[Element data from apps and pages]
Start of Block
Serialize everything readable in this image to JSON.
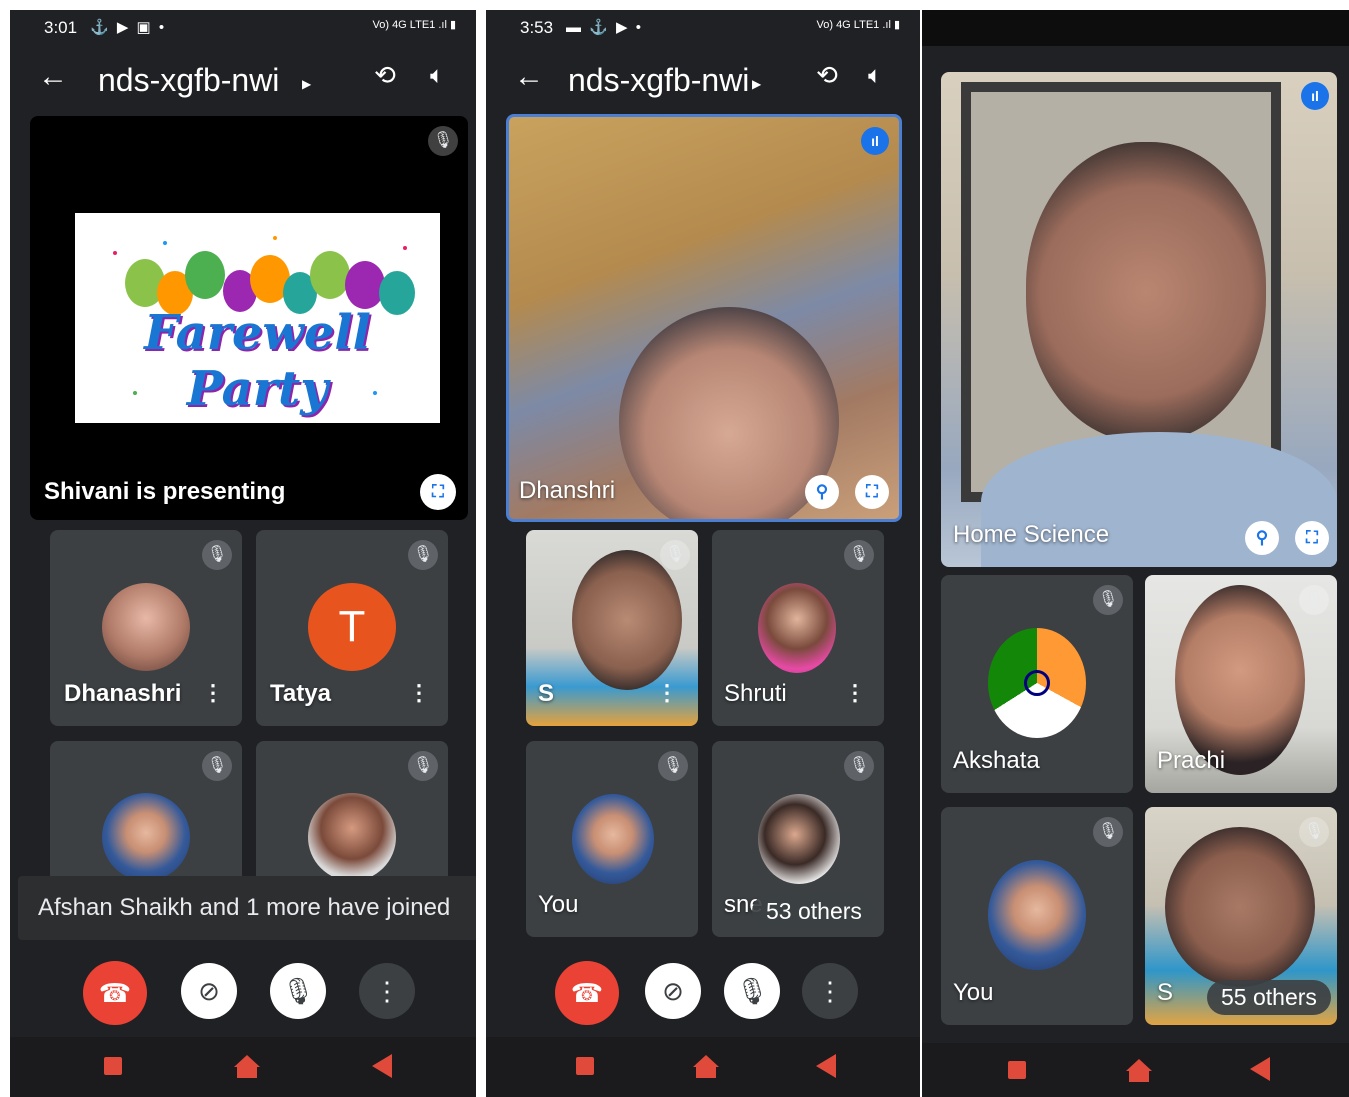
{
  "panel1": {
    "status": {
      "time": "3:01",
      "icons": "⚓ ▶ ▣ •",
      "right": "Vo) 4G LTE1 .ıl ▮"
    },
    "meeting_code": "nds-xgfb-nwi",
    "presentation": {
      "slide_title": "Farewell Party",
      "presenter_text": "Shivani is presenting"
    },
    "participants": [
      {
        "name": "Dhanashri",
        "avatar_letter": ""
      },
      {
        "name": "Tatya",
        "avatar_letter": "T"
      }
    ],
    "toast": "Afshan Shaikh and 1 more have joined"
  },
  "panel2": {
    "status": {
      "time": "3:53",
      "icons": "▬ ⚓ ▶ •",
      "right": "Vo) 4G LTE1 .ıl ▮"
    },
    "meeting_code": "nds-xgfb-nwi",
    "main_tile_name": "Dhanshri",
    "participants": [
      {
        "name": "S"
      },
      {
        "name": "Shruti"
      },
      {
        "name": "You"
      },
      {
        "name": "sne"
      }
    ],
    "others_badge": "53 others"
  },
  "panel3": {
    "main_tile_name": "Home Science",
    "participants": [
      {
        "name": "Akshata"
      },
      {
        "name": "Prachi"
      },
      {
        "name": "You"
      },
      {
        "name": "S"
      }
    ],
    "others_badge": "55 others"
  },
  "colors": {
    "end_call": "#ea4335",
    "accent": "#1a73e8",
    "background": "#202124",
    "tile": "#3c4043"
  },
  "icons": [
    "back-arrow-icon",
    "camera-flip-icon",
    "speaker-icon",
    "mic-off-icon",
    "fullscreen-icon",
    "pin-icon",
    "more-vert-icon",
    "end-call-icon",
    "camera-off-icon",
    "audio-level-icon"
  ]
}
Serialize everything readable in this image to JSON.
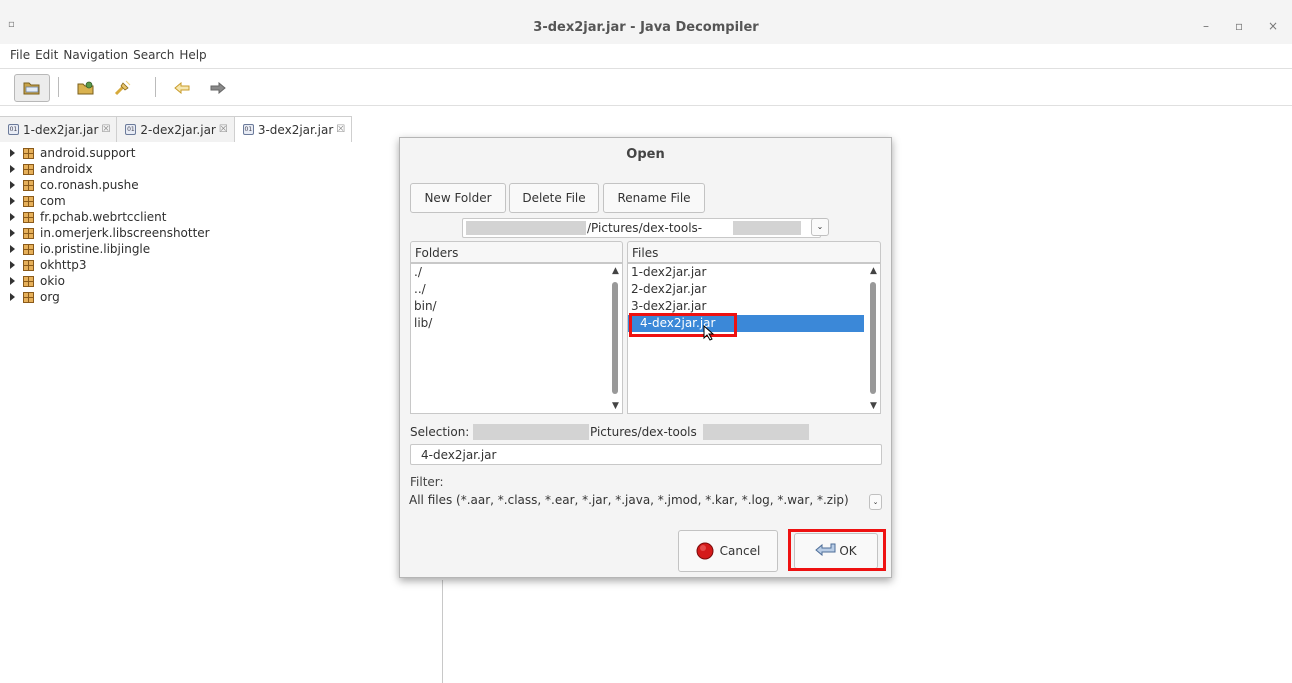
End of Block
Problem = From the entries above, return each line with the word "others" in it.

Result of this task =
    "others_badge": "53 others"
    "others_badge": "55 others"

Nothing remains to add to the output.